### Problem details
From the first line to the last, write out the records exactly, leaving the pictures behind.

- - - - - - -

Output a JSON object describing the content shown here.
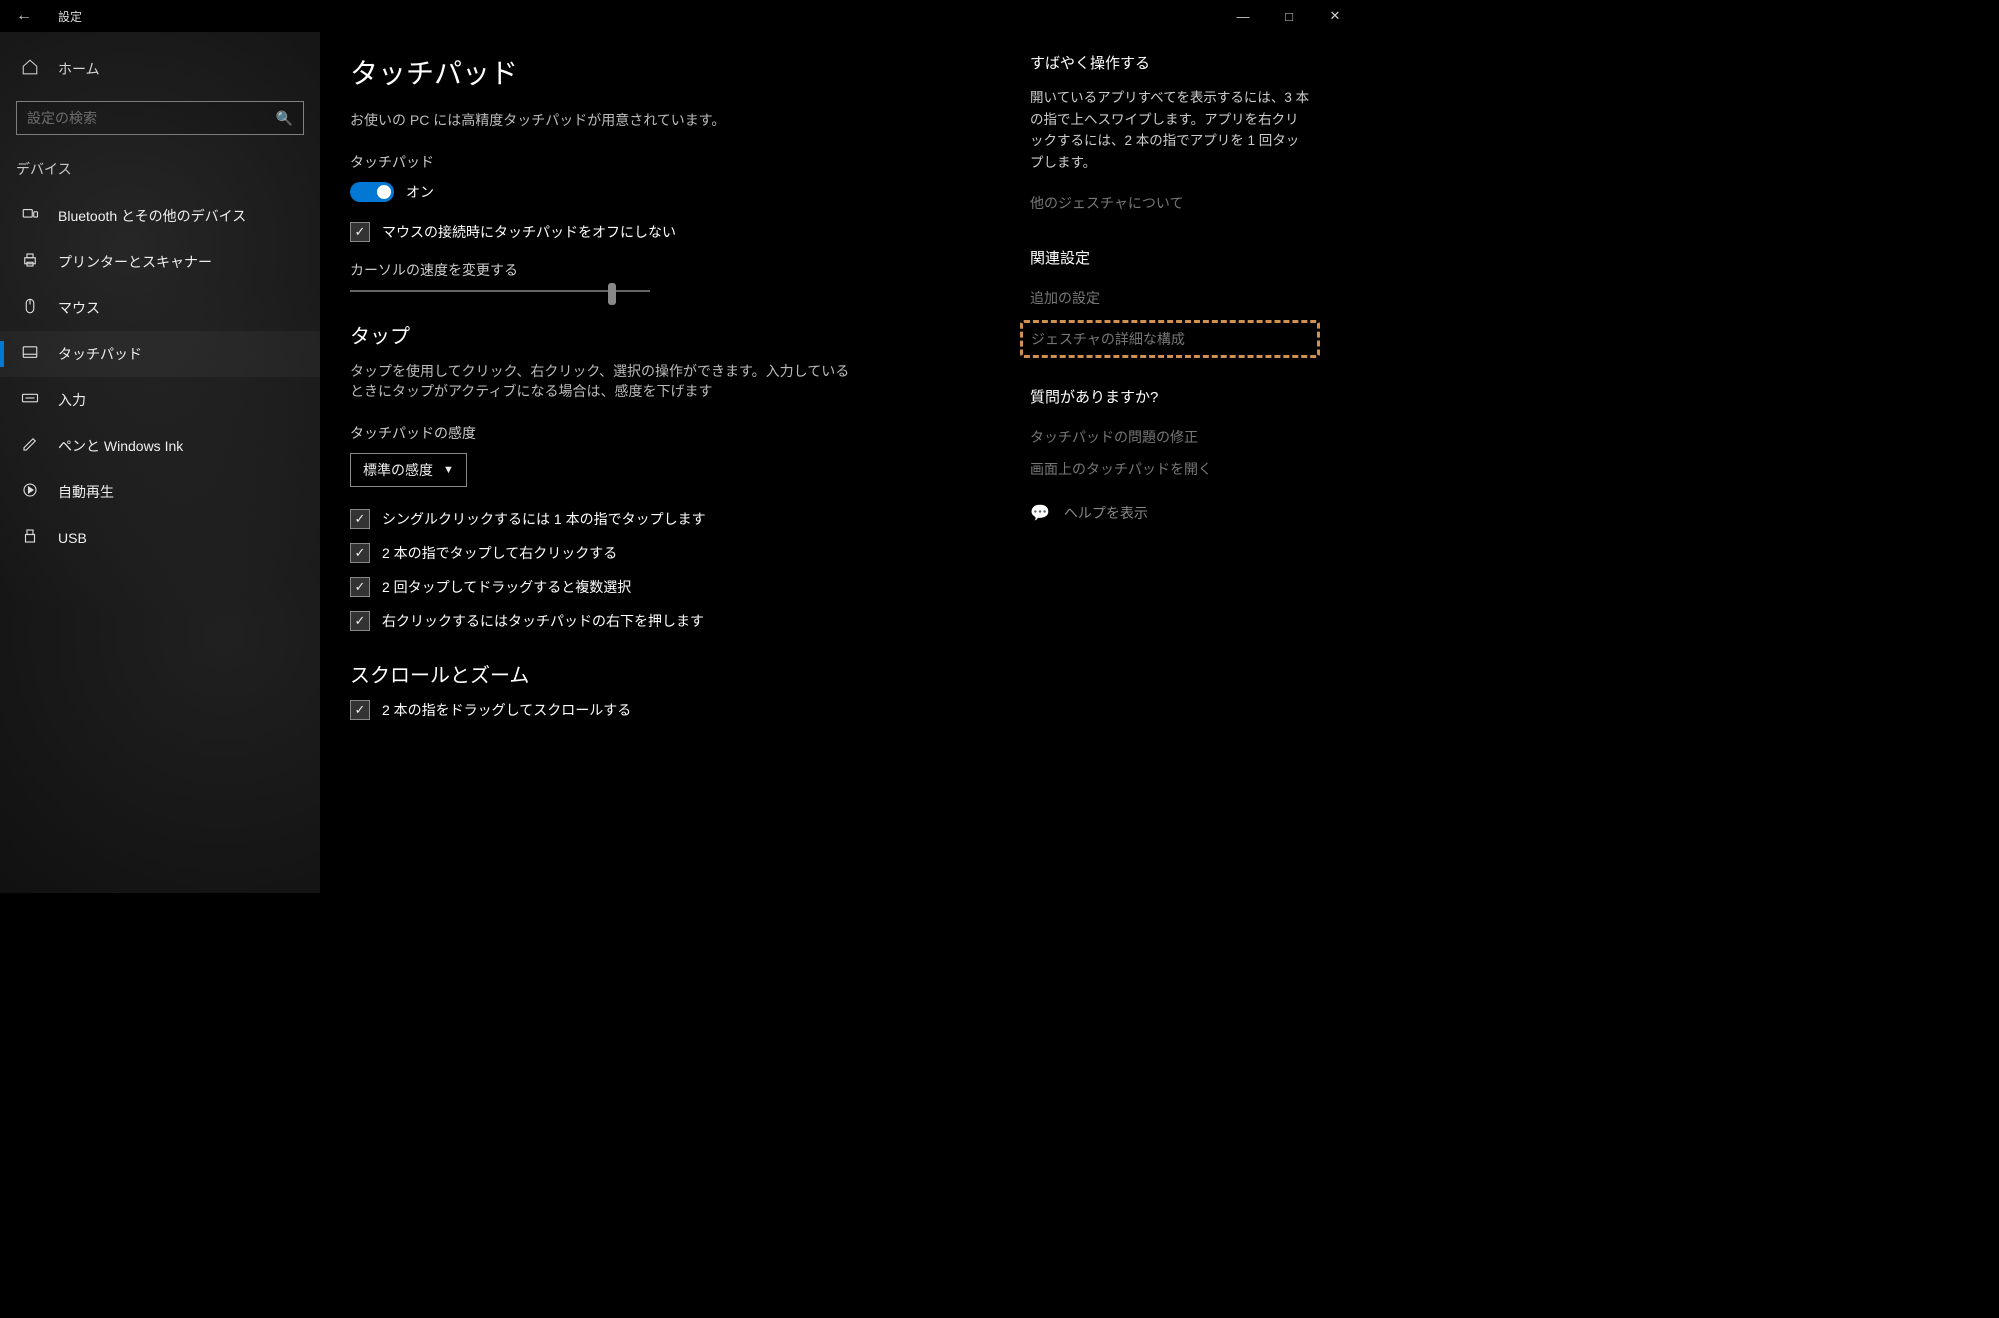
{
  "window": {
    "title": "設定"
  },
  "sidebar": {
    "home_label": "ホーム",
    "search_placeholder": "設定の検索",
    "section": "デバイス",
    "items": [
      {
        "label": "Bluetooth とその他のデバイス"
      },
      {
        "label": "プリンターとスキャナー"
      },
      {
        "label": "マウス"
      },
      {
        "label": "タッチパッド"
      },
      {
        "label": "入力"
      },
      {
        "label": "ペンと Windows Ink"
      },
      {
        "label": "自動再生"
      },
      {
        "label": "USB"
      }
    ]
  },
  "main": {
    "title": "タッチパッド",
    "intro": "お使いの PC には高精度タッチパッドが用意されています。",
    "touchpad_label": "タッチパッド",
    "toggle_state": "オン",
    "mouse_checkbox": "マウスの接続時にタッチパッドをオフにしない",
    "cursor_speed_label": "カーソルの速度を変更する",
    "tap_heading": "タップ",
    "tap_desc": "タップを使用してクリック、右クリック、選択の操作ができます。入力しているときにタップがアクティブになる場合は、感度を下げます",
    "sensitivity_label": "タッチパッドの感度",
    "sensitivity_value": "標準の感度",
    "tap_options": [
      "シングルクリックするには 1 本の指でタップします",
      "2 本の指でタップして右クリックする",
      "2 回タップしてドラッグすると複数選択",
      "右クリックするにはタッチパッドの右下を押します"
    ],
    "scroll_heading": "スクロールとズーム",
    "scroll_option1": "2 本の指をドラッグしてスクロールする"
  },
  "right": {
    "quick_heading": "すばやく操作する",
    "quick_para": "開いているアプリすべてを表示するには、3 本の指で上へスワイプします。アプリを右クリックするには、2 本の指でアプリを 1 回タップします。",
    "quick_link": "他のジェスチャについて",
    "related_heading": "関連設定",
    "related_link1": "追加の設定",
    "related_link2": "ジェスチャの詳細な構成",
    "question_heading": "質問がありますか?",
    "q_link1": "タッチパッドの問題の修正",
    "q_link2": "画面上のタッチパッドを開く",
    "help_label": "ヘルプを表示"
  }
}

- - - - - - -

### Answer to this exercise
Output a JSON object describing the content shown here.
{
  "window": {
    "title": "設定"
  },
  "sidebar": {
    "home_label": "ホーム",
    "search_placeholder": "設定の検索",
    "section": "デバイス",
    "items": [
      {
        "label": "Bluetooth とその他のデバイス"
      },
      {
        "label": "プリンターとスキャナー"
      },
      {
        "label": "マウス"
      },
      {
        "label": "タッチパッド"
      },
      {
        "label": "入力"
      },
      {
        "label": "ペンと Windows Ink"
      },
      {
        "label": "自動再生"
      },
      {
        "label": "USB"
      }
    ]
  },
  "main": {
    "title": "タッチパッド",
    "intro": "お使いの PC には高精度タッチパッドが用意されています。",
    "touchpad_label": "タッチパッド",
    "toggle_state": "オン",
    "mouse_checkbox": "マウスの接続時にタッチパッドをオフにしない",
    "cursor_speed_label": "カーソルの速度を変更する",
    "tap_heading": "タップ",
    "tap_desc": "タップを使用してクリック、右クリック、選択の操作ができます。入力しているときにタップがアクティブになる場合は、感度を下げます",
    "sensitivity_label": "タッチパッドの感度",
    "sensitivity_value": "標準の感度",
    "tap_options": [
      "シングルクリックするには 1 本の指でタップします",
      "2 本の指でタップして右クリックする",
      "2 回タップしてドラッグすると複数選択",
      "右クリックするにはタッチパッドの右下を押します"
    ],
    "scroll_heading": "スクロールとズーム",
    "scroll_option1": "2 本の指をドラッグしてスクロールする"
  },
  "right": {
    "quick_heading": "すばやく操作する",
    "quick_para": "開いているアプリすべてを表示するには、3 本の指で上へスワイプします。アプリを右クリックするには、2 本の指でアプリを 1 回タップします。",
    "quick_link": "他のジェスチャについて",
    "related_heading": "関連設定",
    "related_link1": "追加の設定",
    "related_link2": "ジェスチャの詳細な構成",
    "question_heading": "質問がありますか?",
    "q_link1": "タッチパッドの問題の修正",
    "q_link2": "画面上のタッチパッドを開く",
    "help_label": "ヘルプを表示"
  }
}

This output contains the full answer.